Could future breaches stem from such non-obvious sources as police body cameras or device components?
The Internet is a dangerous place. But there are concrete steps an organization can take to manage the risk while still allowing employees the access they need.
The Pell Center’s report on the cyber readiness of eight states explores how states are protecting infrastructure, information and operations.
Pacemakers and other devices have Internet capabilities, but all too often lack adequate security.
No matter where information is located -- on the network or a personal computer -- multiple layers of security must be in place to keep threats at bay.
Interest in the DHS-run Continuous Diagnostics and Mitigation program has been slow to build outside of federal agencies, but other levels of government are beginning to take note.
Staffing alone can't solve agencies' health IT challenges, but the right workforce is absolutely critical -- and there are ways to build it more effectively.
Agencies' cyber arsenal should include full DNSSEC implementation to address DNS security weaknesses and help alleviate the threat of DNS cache poisoning.
SLAC created the Cybersecurity Improvement Plan after an audit by the Department of Energy found significant problems.
Biometrics-enabled identity programs can help governments ensure service delivery, enhance security and increase convenience for citizens.
Lt. Gen. Alan Lynn thinks closer collaboration with industry could strengthen network security with three key types of IT.
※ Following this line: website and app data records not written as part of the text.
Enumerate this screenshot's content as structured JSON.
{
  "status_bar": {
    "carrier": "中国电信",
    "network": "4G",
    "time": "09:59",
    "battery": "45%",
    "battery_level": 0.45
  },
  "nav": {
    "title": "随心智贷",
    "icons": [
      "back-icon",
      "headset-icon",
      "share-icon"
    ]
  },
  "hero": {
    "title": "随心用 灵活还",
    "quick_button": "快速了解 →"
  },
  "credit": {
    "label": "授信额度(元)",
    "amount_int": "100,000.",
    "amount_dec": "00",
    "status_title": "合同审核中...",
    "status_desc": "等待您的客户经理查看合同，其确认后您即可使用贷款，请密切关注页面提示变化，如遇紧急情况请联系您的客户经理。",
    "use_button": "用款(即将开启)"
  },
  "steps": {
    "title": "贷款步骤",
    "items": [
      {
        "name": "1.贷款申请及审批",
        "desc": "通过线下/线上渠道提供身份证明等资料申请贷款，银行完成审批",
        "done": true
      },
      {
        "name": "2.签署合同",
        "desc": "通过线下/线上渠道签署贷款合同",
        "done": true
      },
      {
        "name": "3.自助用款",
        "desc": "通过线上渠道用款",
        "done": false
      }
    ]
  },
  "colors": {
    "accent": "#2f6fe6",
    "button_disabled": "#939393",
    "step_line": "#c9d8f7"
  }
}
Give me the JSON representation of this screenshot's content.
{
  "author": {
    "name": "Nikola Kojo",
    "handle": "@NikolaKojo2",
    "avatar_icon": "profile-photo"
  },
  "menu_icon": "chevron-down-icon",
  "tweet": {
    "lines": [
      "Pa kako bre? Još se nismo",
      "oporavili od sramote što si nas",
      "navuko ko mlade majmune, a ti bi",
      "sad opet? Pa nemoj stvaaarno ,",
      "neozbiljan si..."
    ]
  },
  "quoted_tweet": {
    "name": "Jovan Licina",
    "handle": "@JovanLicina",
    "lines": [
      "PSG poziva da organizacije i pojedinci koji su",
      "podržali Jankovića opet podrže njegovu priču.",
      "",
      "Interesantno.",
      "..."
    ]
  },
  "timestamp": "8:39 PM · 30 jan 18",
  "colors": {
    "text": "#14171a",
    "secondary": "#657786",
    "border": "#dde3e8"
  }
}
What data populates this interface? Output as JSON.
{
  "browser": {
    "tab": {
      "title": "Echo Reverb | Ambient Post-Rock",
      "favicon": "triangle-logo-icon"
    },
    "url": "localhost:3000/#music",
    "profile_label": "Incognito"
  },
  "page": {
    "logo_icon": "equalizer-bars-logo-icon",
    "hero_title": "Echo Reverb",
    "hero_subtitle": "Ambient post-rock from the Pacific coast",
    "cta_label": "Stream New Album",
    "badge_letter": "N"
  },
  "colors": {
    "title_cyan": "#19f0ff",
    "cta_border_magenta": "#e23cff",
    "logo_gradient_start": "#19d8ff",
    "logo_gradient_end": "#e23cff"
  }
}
A recent analysis by Recorded Future offers yet another reason why government agencies should reduce the use of Adobe Flash Player, as it was found to be the most frequently exploited web product.
Writing in a recent journal, two Army captains advocate adoption of a bug bounty program to motivate the discovery of military network vulnerabilities.
Whether immediate and destructive or slow and insidious, cyber attacks are aimed at weakening U.S. capabilities on the battlefield and at the negotiation table.